[Website and app data records]

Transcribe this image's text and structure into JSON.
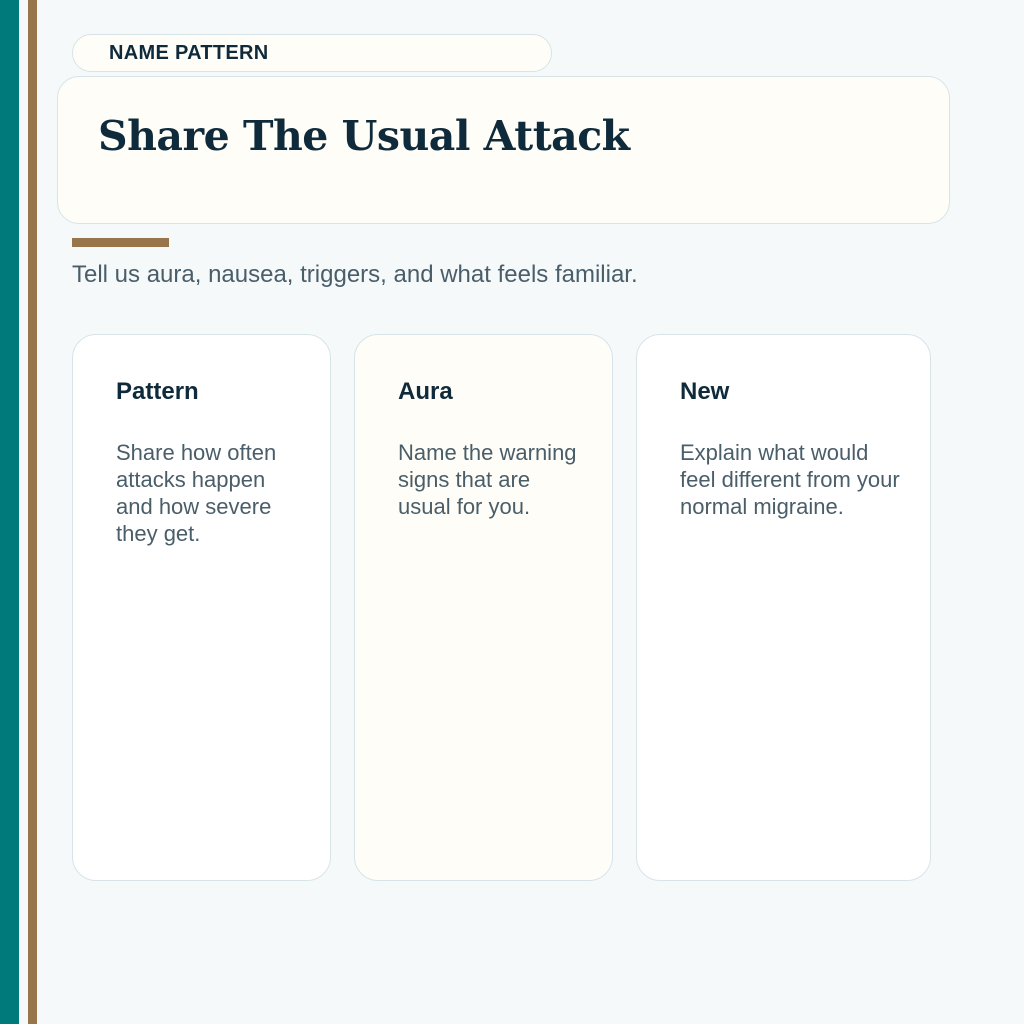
{
  "colors": {
    "teal_rail": "#007a7a",
    "brown_accent": "#98754a",
    "heading": "#0f2a3a",
    "body_text": "#4a5e6a",
    "card_border": "#d7e4e8",
    "cream_fill": "#fffdf7",
    "page_bg": "#f6f9fa"
  },
  "header": {
    "eyebrow": "NAME PATTERN",
    "title": "Share The Usual Attack",
    "subtitle": "Tell us aura, nausea, triggers, and what feels familiar."
  },
  "cards": [
    {
      "title": "Pattern",
      "body": "Share how often attacks happen and how severe they get."
    },
    {
      "title": "Aura",
      "body": "Name the warning signs that are usual for you."
    },
    {
      "title": "New",
      "body": "Explain what would feel different from your normal migraine."
    }
  ]
}
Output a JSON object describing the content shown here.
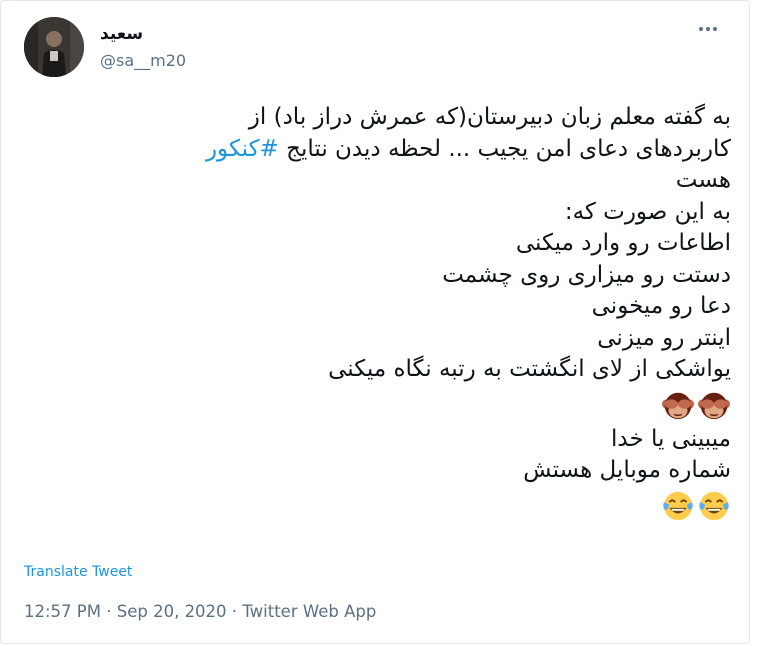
{
  "user": {
    "display_name": "سعید",
    "handle": "@sa__m20",
    "avatar_icon": "profile-photo"
  },
  "tweet": {
    "lines": [
      "به گفته معلم زبان دبیرستان(که عمرش دراز باد) از",
      "کاربردهای دعای امن یجیب ... لحظه دیدن نتایج ",
      "هست",
      "به این صورت که:",
      "اطاعات رو وارد میکنی",
      "دستت رو میزاری روی چشمت",
      "دعا رو میخونی",
      "اینتر رو میزنی",
      "یواشکی از لای انگشتت به رتبه نگاه میکنی",
      "میبینی یا خدا",
      "شماره موبایل هستش"
    ],
    "hashtag": "#کنکور",
    "emoji_row_1": [
      "see-no-evil-monkey",
      "see-no-evil-monkey"
    ],
    "emoji_row_2": [
      "face-with-tears-of-joy",
      "face-with-tears-of-joy"
    ]
  },
  "translate_label": "Translate Tweet",
  "meta": {
    "time": "12:57 PM",
    "separator": " · ",
    "date": "Sep 20, 2020",
    "source": "Twitter Web App"
  },
  "colors": {
    "link": "#1b95e0",
    "secondary": "#5b7083",
    "text": "#0f1419"
  }
}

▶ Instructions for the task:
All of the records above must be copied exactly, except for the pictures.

▶ Solution to the exercise:
Transcribe this image's text and structure into JSON.
{
  "colors": {
    "teal_rail": "#007a7a",
    "brown_accent": "#98754a",
    "heading": "#0f2a3a",
    "body_text": "#4a5e6a",
    "card_border": "#d7e4e8",
    "cream_fill": "#fffdf7",
    "page_bg": "#f6f9fa"
  },
  "header": {
    "eyebrow": "NAME PATTERN",
    "title": "Share The Usual Attack",
    "subtitle": "Tell us aura, nausea, triggers, and what feels familiar."
  },
  "cards": [
    {
      "title": "Pattern",
      "body": "Share how often attacks happen and how severe they get."
    },
    {
      "title": "Aura",
      "body": "Name the warning signs that are usual for you."
    },
    {
      "title": "New",
      "body": "Explain what would feel different from your normal migraine."
    }
  ]
}
Output a JSON object describing the content shown here.
{
  "user": {
    "display_name": "سعید",
    "handle": "@sa__m20",
    "avatar_icon": "profile-photo"
  },
  "tweet": {
    "lines": [
      "به گفته معلم زبان دبیرستان(که عمرش دراز باد) از",
      "کاربردهای دعای امن یجیب ... لحظه دیدن نتایج ",
      "هست",
      "به این صورت که:",
      "اطاعات رو وارد میکنی",
      "دستت رو میزاری روی چشمت",
      "دعا رو میخونی",
      "اینتر رو میزنی",
      "یواشکی از لای انگشتت به رتبه نگاه میکنی",
      "میبینی یا خدا",
      "شماره موبایل هستش"
    ],
    "hashtag": "#کنکور",
    "emoji_row_1": [
      "see-no-evil-monkey",
      "see-no-evil-monkey"
    ],
    "emoji_row_2": [
      "face-with-tears-of-joy",
      "face-with-tears-of-joy"
    ]
  },
  "translate_label": "Translate Tweet",
  "meta": {
    "time": "12:57 PM",
    "separator": " · ",
    "date": "Sep 20, 2020",
    "source": "Twitter Web App"
  },
  "colors": {
    "link": "#1b95e0",
    "secondary": "#5b7083",
    "text": "#0f1419"
  }
}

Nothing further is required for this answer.